## WORK TO COMPLETE:
The reply must repeat each entry exactly and contain no pictures.

## DATA RECORDS:
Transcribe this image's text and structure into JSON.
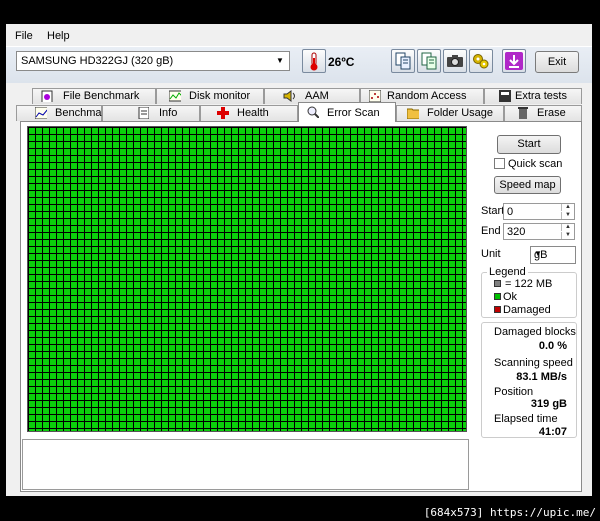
{
  "menu": {
    "file": "File",
    "help": "Help"
  },
  "toolbar": {
    "drive": "SAMSUNG HD322GJ (320 gB)",
    "temperature": "26ºC",
    "exit_label": "Exit"
  },
  "tabs_top": [
    {
      "label": "File Benchmark",
      "icon": "file-benchmark-icon"
    },
    {
      "label": "Disk monitor",
      "icon": "disk-monitor-icon"
    },
    {
      "label": "AAM",
      "icon": "speaker-icon"
    },
    {
      "label": "Random Access",
      "icon": "random-access-icon"
    },
    {
      "label": "Extra tests",
      "icon": "extra-tests-icon"
    }
  ],
  "tabs_bottom": [
    {
      "label": "Benchmark",
      "icon": "benchmark-icon"
    },
    {
      "label": "Info",
      "icon": "info-icon"
    },
    {
      "label": "Health",
      "icon": "health-icon"
    },
    {
      "label": "Error Scan",
      "icon": "error-scan-icon",
      "active": true
    },
    {
      "label": "Folder Usage",
      "icon": "folder-icon"
    },
    {
      "label": "Erase",
      "icon": "erase-icon"
    }
  ],
  "controls": {
    "start_button": "Start",
    "quick_scan": "Quick scan",
    "quick_scan_checked": false,
    "speed_map_button": "Speed map",
    "start_label": "Start",
    "start_value": "0",
    "end_label": "End",
    "end_value": "320",
    "unit_label": "Unit",
    "unit_value": "gB"
  },
  "legend": {
    "title": "Legend",
    "block_size": "= 122 MB",
    "ok": "Ok",
    "damaged": "Damaged",
    "colors": {
      "block": "#808080",
      "ok": "#00c000",
      "damaged": "#c00000"
    }
  },
  "stats": {
    "damaged_blocks_label": "Damaged blocks",
    "damaged_blocks_value": "0.0 %",
    "scanning_speed_label": "Scanning speed",
    "scanning_speed_value": "83.1 MB/s",
    "position_label": "Position",
    "position_value": "319 gB",
    "elapsed_label": "Elapsed time",
    "elapsed_value": "41:07"
  },
  "scan_grid": {
    "block_status": "ok",
    "color": "#0bd00b"
  },
  "watermark": "[684x573] https://upic.me/"
}
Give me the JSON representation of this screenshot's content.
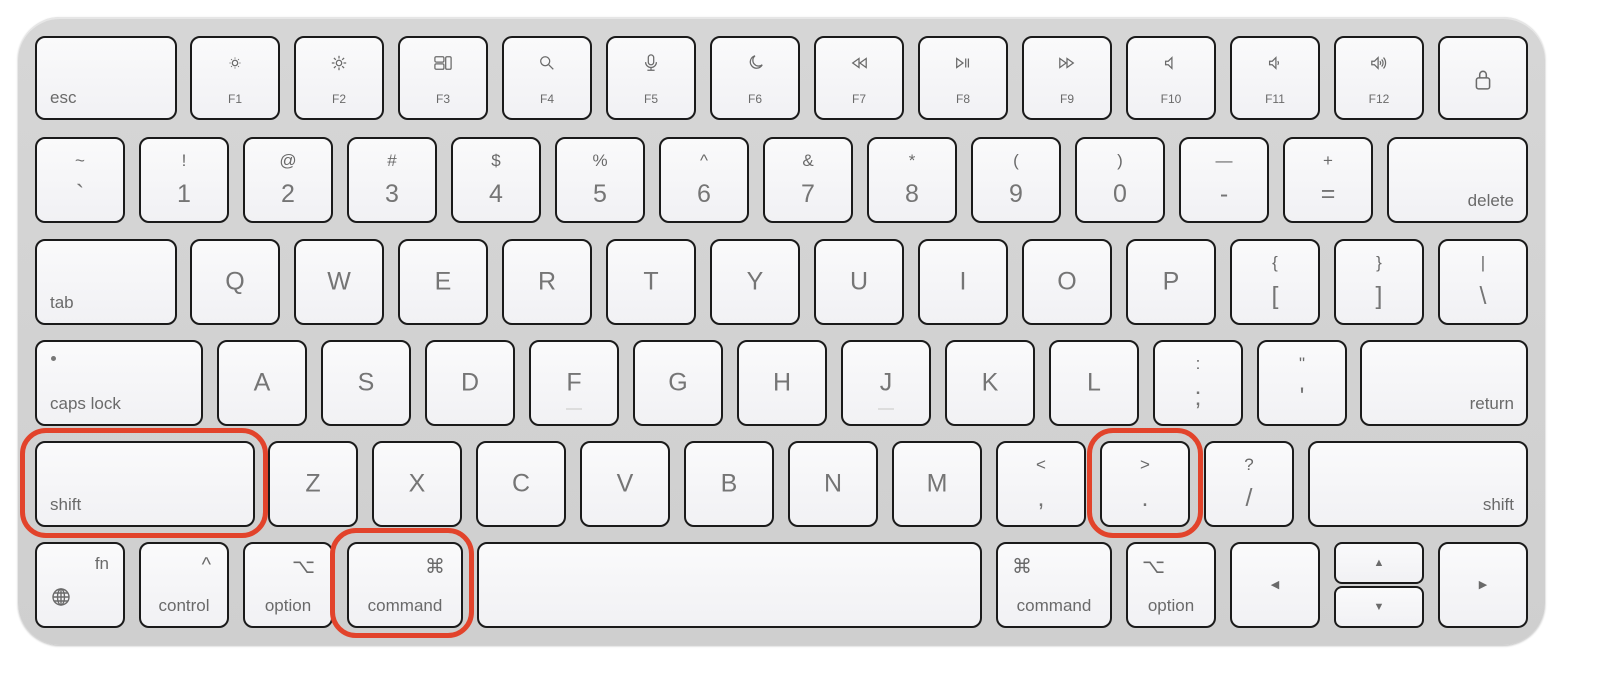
{
  "highlight_color": "#e2432b",
  "highlighted_keys": [
    "left-shift",
    "left-command",
    "period"
  ],
  "rows": [
    [
      {
        "id": "esc",
        "label": "esc"
      },
      {
        "id": "f1",
        "label": "F1",
        "icon": "brightness-down-icon"
      },
      {
        "id": "f2",
        "label": "F2",
        "icon": "brightness-up-icon"
      },
      {
        "id": "f3",
        "label": "F3",
        "icon": "mission-control-icon"
      },
      {
        "id": "f4",
        "label": "F4",
        "icon": "search-icon"
      },
      {
        "id": "f5",
        "label": "F5",
        "icon": "microphone-icon"
      },
      {
        "id": "f6",
        "label": "F6",
        "icon": "moon-icon"
      },
      {
        "id": "f7",
        "label": "F7",
        "icon": "rewind-icon"
      },
      {
        "id": "f8",
        "label": "F8",
        "icon": "play-pause-icon"
      },
      {
        "id": "f9",
        "label": "F9",
        "icon": "fast-forward-icon"
      },
      {
        "id": "f10",
        "label": "F10",
        "icon": "mute-icon"
      },
      {
        "id": "f11",
        "label": "F11",
        "icon": "volume-down-icon"
      },
      {
        "id": "f12",
        "label": "F12",
        "icon": "volume-up-icon"
      },
      {
        "id": "lock",
        "icon": "lock-icon"
      }
    ],
    [
      {
        "id": "backtick",
        "top": "~",
        "bottom": "`"
      },
      {
        "id": "1",
        "top": "!",
        "bottom": "1"
      },
      {
        "id": "2",
        "top": "@",
        "bottom": "2"
      },
      {
        "id": "3",
        "top": "#",
        "bottom": "3"
      },
      {
        "id": "4",
        "top": "$",
        "bottom": "4"
      },
      {
        "id": "5",
        "top": "%",
        "bottom": "5"
      },
      {
        "id": "6",
        "top": "^",
        "bottom": "6"
      },
      {
        "id": "7",
        "top": "&",
        "bottom": "7"
      },
      {
        "id": "8",
        "top": "*",
        "bottom": "8"
      },
      {
        "id": "9",
        "top": "(",
        "bottom": "9"
      },
      {
        "id": "0",
        "top": ")",
        "bottom": "0"
      },
      {
        "id": "minus",
        "top": "—",
        "bottom": "-"
      },
      {
        "id": "equals",
        "top": "+",
        "bottom": "="
      },
      {
        "id": "delete",
        "label": "delete"
      }
    ],
    [
      {
        "id": "tab",
        "label": "tab"
      },
      {
        "id": "q",
        "letter": "Q"
      },
      {
        "id": "w",
        "letter": "W"
      },
      {
        "id": "e",
        "letter": "E"
      },
      {
        "id": "r",
        "letter": "R"
      },
      {
        "id": "t",
        "letter": "T"
      },
      {
        "id": "y",
        "letter": "Y"
      },
      {
        "id": "u",
        "letter": "U"
      },
      {
        "id": "i",
        "letter": "I"
      },
      {
        "id": "o",
        "letter": "O"
      },
      {
        "id": "p",
        "letter": "P"
      },
      {
        "id": "lbracket",
        "top": "{",
        "bottom": "["
      },
      {
        "id": "rbracket",
        "top": "}",
        "bottom": "]"
      },
      {
        "id": "backslash",
        "top": "|",
        "bottom": "\\"
      }
    ],
    [
      {
        "id": "caps-lock",
        "label": "caps lock"
      },
      {
        "id": "a",
        "letter": "A"
      },
      {
        "id": "s",
        "letter": "S"
      },
      {
        "id": "d",
        "letter": "D"
      },
      {
        "id": "f",
        "letter": "F"
      },
      {
        "id": "g",
        "letter": "G"
      },
      {
        "id": "h",
        "letter": "H"
      },
      {
        "id": "j",
        "letter": "J"
      },
      {
        "id": "k",
        "letter": "K"
      },
      {
        "id": "l",
        "letter": "L"
      },
      {
        "id": "semicolon",
        "top": ":",
        "bottom": ";"
      },
      {
        "id": "quote",
        "top": "\"",
        "bottom": "'"
      },
      {
        "id": "return",
        "label": "return"
      }
    ],
    [
      {
        "id": "left-shift",
        "label": "shift"
      },
      {
        "id": "z",
        "letter": "Z"
      },
      {
        "id": "x",
        "letter": "X"
      },
      {
        "id": "c",
        "letter": "C"
      },
      {
        "id": "v",
        "letter": "V"
      },
      {
        "id": "b",
        "letter": "B"
      },
      {
        "id": "n",
        "letter": "N"
      },
      {
        "id": "m",
        "letter": "M"
      },
      {
        "id": "comma",
        "top": "<",
        "bottom": ","
      },
      {
        "id": "period",
        "top": ">",
        "bottom": "."
      },
      {
        "id": "slash",
        "top": "?",
        "bottom": "/"
      },
      {
        "id": "right-shift",
        "label": "shift"
      }
    ],
    [
      {
        "id": "fn",
        "label": "fn",
        "icon": "globe-icon"
      },
      {
        "id": "control",
        "label": "control",
        "symbol": "^"
      },
      {
        "id": "left-option",
        "label": "option",
        "symbol": "⌥"
      },
      {
        "id": "left-command",
        "label": "command",
        "symbol": "⌘"
      },
      {
        "id": "space"
      },
      {
        "id": "right-command",
        "label": "command",
        "symbol": "⌘"
      },
      {
        "id": "right-option",
        "label": "option",
        "symbol": "⌥"
      },
      {
        "id": "arrow-left",
        "arrow": "◀"
      },
      {
        "id": "arrow-up",
        "arrow": "▲"
      },
      {
        "id": "arrow-down",
        "arrow": "▼"
      },
      {
        "id": "arrow-right",
        "arrow": "▶"
      }
    ]
  ]
}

## WRITTEN ANSWER:
Transcribe this image's text and structure into JSON.
{
  "menu": {
    "file": "File",
    "help": "Help"
  },
  "toolbar": {
    "drive": "SAMSUNG HD322GJ (320 gB)",
    "temperature": "26ºC",
    "exit_label": "Exit"
  },
  "tabs_top": [
    {
      "label": "File Benchmark",
      "icon": "file-benchmark-icon"
    },
    {
      "label": "Disk monitor",
      "icon": "disk-monitor-icon"
    },
    {
      "label": "AAM",
      "icon": "speaker-icon"
    },
    {
      "label": "Random Access",
      "icon": "random-access-icon"
    },
    {
      "label": "Extra tests",
      "icon": "extra-tests-icon"
    }
  ],
  "tabs_bottom": [
    {
      "label": "Benchmark",
      "icon": "benchmark-icon"
    },
    {
      "label": "Info",
      "icon": "info-icon"
    },
    {
      "label": "Health",
      "icon": "health-icon"
    },
    {
      "label": "Error Scan",
      "icon": "error-scan-icon",
      "active": true
    },
    {
      "label": "Folder Usage",
      "icon": "folder-icon"
    },
    {
      "label": "Erase",
      "icon": "erase-icon"
    }
  ],
  "controls": {
    "start_button": "Start",
    "quick_scan": "Quick scan",
    "quick_scan_checked": false,
    "speed_map_button": "Speed map",
    "start_label": "Start",
    "start_value": "0",
    "end_label": "End",
    "end_value": "320",
    "unit_label": "Unit",
    "unit_value": "gB"
  },
  "legend": {
    "title": "Legend",
    "block_size": "= 122 MB",
    "ok": "Ok",
    "damaged": "Damaged",
    "colors": {
      "block": "#808080",
      "ok": "#00c000",
      "damaged": "#c00000"
    }
  },
  "stats": {
    "damaged_blocks_label": "Damaged blocks",
    "damaged_blocks_value": "0.0 %",
    "scanning_speed_label": "Scanning speed",
    "scanning_speed_value": "83.1 MB/s",
    "position_label": "Position",
    "position_value": "319 gB",
    "elapsed_label": "Elapsed time",
    "elapsed_value": "41:07"
  },
  "scan_grid": {
    "block_status": "ok",
    "color": "#0bd00b"
  },
  "watermark": "[684x573] https://upic.me/"
}
Give me the JSON representation of this screenshot's content.
{
  "highlight_color": "#e2432b",
  "highlighted_keys": [
    "left-shift",
    "left-command",
    "period"
  ],
  "rows": [
    [
      {
        "id": "esc",
        "label": "esc"
      },
      {
        "id": "f1",
        "label": "F1",
        "icon": "brightness-down-icon"
      },
      {
        "id": "f2",
        "label": "F2",
        "icon": "brightness-up-icon"
      },
      {
        "id": "f3",
        "label": "F3",
        "icon": "mission-control-icon"
      },
      {
        "id": "f4",
        "label": "F4",
        "icon": "search-icon"
      },
      {
        "id": "f5",
        "label": "F5",
        "icon": "microphone-icon"
      },
      {
        "id": "f6",
        "label": "F6",
        "icon": "moon-icon"
      },
      {
        "id": "f7",
        "label": "F7",
        "icon": "rewind-icon"
      },
      {
        "id": "f8",
        "label": "F8",
        "icon": "play-pause-icon"
      },
      {
        "id": "f9",
        "label": "F9",
        "icon": "fast-forward-icon"
      },
      {
        "id": "f10",
        "label": "F10",
        "icon": "mute-icon"
      },
      {
        "id": "f11",
        "label": "F11",
        "icon": "volume-down-icon"
      },
      {
        "id": "f12",
        "label": "F12",
        "icon": "volume-up-icon"
      },
      {
        "id": "lock",
        "icon": "lock-icon"
      }
    ],
    [
      {
        "id": "backtick",
        "top": "~",
        "bottom": "`"
      },
      {
        "id": "1",
        "top": "!",
        "bottom": "1"
      },
      {
        "id": "2",
        "top": "@",
        "bottom": "2"
      },
      {
        "id": "3",
        "top": "#",
        "bottom": "3"
      },
      {
        "id": "4",
        "top": "$",
        "bottom": "4"
      },
      {
        "id": "5",
        "top": "%",
        "bottom": "5"
      },
      {
        "id": "6",
        "top": "^",
        "bottom": "6"
      },
      {
        "id": "7",
        "top": "&",
        "bottom": "7"
      },
      {
        "id": "8",
        "top": "*",
        "bottom": "8"
      },
      {
        "id": "9",
        "top": "(",
        "bottom": "9"
      },
      {
        "id": "0",
        "top": ")",
        "bottom": "0"
      },
      {
        "id": "minus",
        "top": "—",
        "bottom": "-"
      },
      {
        "id": "equals",
        "top": "+",
        "bottom": "="
      },
      {
        "id": "delete",
        "label": "delete"
      }
    ],
    [
      {
        "id": "tab",
        "label": "tab"
      },
      {
        "id": "q",
        "letter": "Q"
      },
      {
        "id": "w",
        "letter": "W"
      },
      {
        "id": "e",
        "letter": "E"
      },
      {
        "id": "r",
        "letter": "R"
      },
      {
        "id": "t",
        "letter": "T"
      },
      {
        "id": "y",
        "letter": "Y"
      },
      {
        "id": "u",
        "letter": "U"
      },
      {
        "id": "i",
        "letter": "I"
      },
      {
        "id": "o",
        "letter": "O"
      },
      {
        "id": "p",
        "letter": "P"
      },
      {
        "id": "lbracket",
        "top": "{",
        "bottom": "["
      },
      {
        "id": "rbracket",
        "top": "}",
        "bottom": "]"
      },
      {
        "id": "backslash",
        "top": "|",
        "bottom": "\\"
      }
    ],
    [
      {
        "id": "caps-lock",
        "label": "caps lock"
      },
      {
        "id": "a",
        "letter": "A"
      },
      {
        "id": "s",
        "letter": "S"
      },
      {
        "id": "d",
        "letter": "D"
      },
      {
        "id": "f",
        "letter": "F"
      },
      {
        "id": "g",
        "letter": "G"
      },
      {
        "id": "h",
        "letter": "H"
      },
      {
        "id": "j",
        "letter": "J"
      },
      {
        "id": "k",
        "letter": "K"
      },
      {
        "id": "l",
        "letter": "L"
      },
      {
        "id": "semicolon",
        "top": ":",
        "bottom": ";"
      },
      {
        "id": "quote",
        "top": "\"",
        "bottom": "'"
      },
      {
        "id": "return",
        "label": "return"
      }
    ],
    [
      {
        "id": "left-shift",
        "label": "shift"
      },
      {
        "id": "z",
        "letter": "Z"
      },
      {
        "id": "x",
        "letter": "X"
      },
      {
        "id": "c",
        "letter": "C"
      },
      {
        "id": "v",
        "letter": "V"
      },
      {
        "id": "b",
        "letter": "B"
      },
      {
        "id": "n",
        "letter": "N"
      },
      {
        "id": "m",
        "letter": "M"
      },
      {
        "id": "comma",
        "top": "<",
        "bottom": ","
      },
      {
        "id": "period",
        "top": ">",
        "bottom": "."
      },
      {
        "id": "slash",
        "top": "?",
        "bottom": "/"
      },
      {
        "id": "right-shift",
        "label": "shift"
      }
    ],
    [
      {
        "id": "fn",
        "label": "fn",
        "icon": "globe-icon"
      },
      {
        "id": "control",
        "label": "control",
        "symbol": "^"
      },
      {
        "id": "left-option",
        "label": "option",
        "symbol": "⌥"
      },
      {
        "id": "left-command",
        "label": "command",
        "symbol": "⌘"
      },
      {
        "id": "space"
      },
      {
        "id": "right-command",
        "label": "command",
        "symbol": "⌘"
      },
      {
        "id": "right-option",
        "label": "option",
        "symbol": "⌥"
      },
      {
        "id": "arrow-left",
        "arrow": "◀"
      },
      {
        "id": "arrow-up",
        "arrow": "▲"
      },
      {
        "id": "arrow-down",
        "arrow": "▼"
      },
      {
        "id": "arrow-right",
        "arrow": "▶"
      }
    ]
  ]
}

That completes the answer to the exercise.